The answer must match the material word for word, with every line included.

▶ [Data]
◇ ◇ ◇ ◇ ◇ ◇ ◇
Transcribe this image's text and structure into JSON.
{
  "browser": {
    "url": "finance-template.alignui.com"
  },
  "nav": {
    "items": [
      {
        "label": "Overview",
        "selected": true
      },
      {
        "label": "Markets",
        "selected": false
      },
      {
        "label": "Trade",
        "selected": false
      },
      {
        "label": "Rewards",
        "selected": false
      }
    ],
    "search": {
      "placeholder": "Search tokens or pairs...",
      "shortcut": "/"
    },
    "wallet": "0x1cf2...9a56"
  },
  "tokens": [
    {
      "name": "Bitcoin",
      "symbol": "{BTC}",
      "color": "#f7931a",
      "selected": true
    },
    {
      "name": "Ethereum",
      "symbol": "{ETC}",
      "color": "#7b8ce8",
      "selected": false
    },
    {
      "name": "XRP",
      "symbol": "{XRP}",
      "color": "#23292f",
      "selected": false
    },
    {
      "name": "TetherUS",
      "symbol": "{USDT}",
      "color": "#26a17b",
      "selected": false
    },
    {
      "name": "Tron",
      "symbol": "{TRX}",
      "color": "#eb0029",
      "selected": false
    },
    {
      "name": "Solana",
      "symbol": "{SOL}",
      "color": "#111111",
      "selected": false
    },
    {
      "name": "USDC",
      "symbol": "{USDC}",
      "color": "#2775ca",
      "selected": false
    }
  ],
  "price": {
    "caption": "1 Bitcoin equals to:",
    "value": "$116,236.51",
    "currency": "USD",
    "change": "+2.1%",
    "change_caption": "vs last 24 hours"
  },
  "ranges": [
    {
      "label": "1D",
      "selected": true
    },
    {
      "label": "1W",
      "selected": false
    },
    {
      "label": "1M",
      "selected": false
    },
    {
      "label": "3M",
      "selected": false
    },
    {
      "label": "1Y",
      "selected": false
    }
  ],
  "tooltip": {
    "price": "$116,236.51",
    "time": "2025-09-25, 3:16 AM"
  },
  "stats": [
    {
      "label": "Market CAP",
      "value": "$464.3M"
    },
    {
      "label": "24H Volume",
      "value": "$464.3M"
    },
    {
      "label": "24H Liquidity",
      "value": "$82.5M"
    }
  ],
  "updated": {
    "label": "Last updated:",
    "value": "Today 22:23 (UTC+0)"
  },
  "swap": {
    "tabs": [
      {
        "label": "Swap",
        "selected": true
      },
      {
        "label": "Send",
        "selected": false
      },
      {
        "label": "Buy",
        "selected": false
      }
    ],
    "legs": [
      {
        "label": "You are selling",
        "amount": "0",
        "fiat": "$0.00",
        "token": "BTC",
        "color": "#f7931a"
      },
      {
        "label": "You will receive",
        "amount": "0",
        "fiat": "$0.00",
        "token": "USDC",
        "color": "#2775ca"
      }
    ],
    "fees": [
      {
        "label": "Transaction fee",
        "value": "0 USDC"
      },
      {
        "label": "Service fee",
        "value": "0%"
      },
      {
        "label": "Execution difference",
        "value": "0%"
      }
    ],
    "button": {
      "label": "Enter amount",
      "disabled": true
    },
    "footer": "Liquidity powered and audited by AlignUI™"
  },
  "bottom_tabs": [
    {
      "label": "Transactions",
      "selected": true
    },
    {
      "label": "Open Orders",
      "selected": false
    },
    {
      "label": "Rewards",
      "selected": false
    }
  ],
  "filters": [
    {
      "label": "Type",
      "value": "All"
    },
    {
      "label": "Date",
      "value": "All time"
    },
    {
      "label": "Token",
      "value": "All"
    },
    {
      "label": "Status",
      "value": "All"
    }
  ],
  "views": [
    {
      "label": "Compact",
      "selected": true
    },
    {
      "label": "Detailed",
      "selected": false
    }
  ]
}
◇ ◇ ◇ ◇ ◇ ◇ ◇
▶ [Reply to the task]
Transcribe this image's text and structure into JSON.
{
  "browser": {
    "url": "finance-template.alignui.com"
  },
  "nav": {
    "items": [
      {
        "label": "Overview",
        "selected": true
      },
      {
        "label": "Markets",
        "selected": false
      },
      {
        "label": "Trade",
        "selected": false
      },
      {
        "label": "Rewards",
        "selected": false
      }
    ],
    "search": {
      "placeholder": "Search tokens or pairs...",
      "shortcut": "/"
    },
    "wallet": "0x1cf2...9a56"
  },
  "tokens": [
    {
      "name": "Bitcoin",
      "symbol": "{BTC}",
      "color": "#f7931a",
      "selected": true
    },
    {
      "name": "Ethereum",
      "symbol": "{ETC}",
      "color": "#7b8ce8",
      "selected": false
    },
    {
      "name": "XRP",
      "symbol": "{XRP}",
      "color": "#23292f",
      "selected": false
    },
    {
      "name": "TetherUS",
      "symbol": "{USDT}",
      "color": "#26a17b",
      "selected": false
    },
    {
      "name": "Tron",
      "symbol": "{TRX}",
      "color": "#eb0029",
      "selected": false
    },
    {
      "name": "Solana",
      "symbol": "{SOL}",
      "color": "#111111",
      "selected": false
    },
    {
      "name": "USDC",
      "symbol": "{USDC}",
      "color": "#2775ca",
      "selected": false
    }
  ],
  "price": {
    "caption": "1 Bitcoin equals to:",
    "value": "$116,236.51",
    "currency": "USD",
    "change": "+2.1%",
    "change_caption": "vs last 24 hours"
  },
  "ranges": [
    {
      "label": "1D",
      "selected": true
    },
    {
      "label": "1W",
      "selected": false
    },
    {
      "label": "1M",
      "selected": false
    },
    {
      "label": "3M",
      "selected": false
    },
    {
      "label": "1Y",
      "selected": false
    }
  ],
  "tooltip": {
    "price": "$116,236.51",
    "time": "2025-09-25, 3:16 AM"
  },
  "stats": [
    {
      "label": "Market CAP",
      "value": "$464.3M"
    },
    {
      "label": "24H Volume",
      "value": "$464.3M"
    },
    {
      "label": "24H Liquidity",
      "value": "$82.5M"
    }
  ],
  "updated": {
    "label": "Last updated:",
    "value": "Today 22:23 (UTC+0)"
  },
  "swap": {
    "tabs": [
      {
        "label": "Swap",
        "selected": true
      },
      {
        "label": "Send",
        "selected": false
      },
      {
        "label": "Buy",
        "selected": false
      }
    ],
    "legs": [
      {
        "label": "You are selling",
        "amount": "0",
        "fiat": "$0.00",
        "token": "BTC",
        "color": "#f7931a"
      },
      {
        "label": "You will receive",
        "amount": "0",
        "fiat": "$0.00",
        "token": "USDC",
        "color": "#2775ca"
      }
    ],
    "fees": [
      {
        "label": "Transaction fee",
        "value": "0 USDC"
      },
      {
        "label": "Service fee",
        "value": "0%"
      },
      {
        "label": "Execution difference",
        "value": "0%"
      }
    ],
    "button": {
      "label": "Enter amount",
      "disabled": true
    },
    "footer": "Liquidity powered and audited by AlignUI™"
  },
  "bottom_tabs": [
    {
      "label": "Transactions",
      "selected": true
    },
    {
      "label": "Open Orders",
      "selected": false
    },
    {
      "label": "Rewards",
      "selected": false
    }
  ],
  "filters": [
    {
      "label": "Type",
      "value": "All"
    },
    {
      "label": "Date",
      "value": "All time"
    },
    {
      "label": "Token",
      "value": "All"
    },
    {
      "label": "Status",
      "value": "All"
    }
  ],
  "views": [
    {
      "label": "Compact",
      "selected": true
    },
    {
      "label": "Detailed",
      "selected": false
    }
  ]
}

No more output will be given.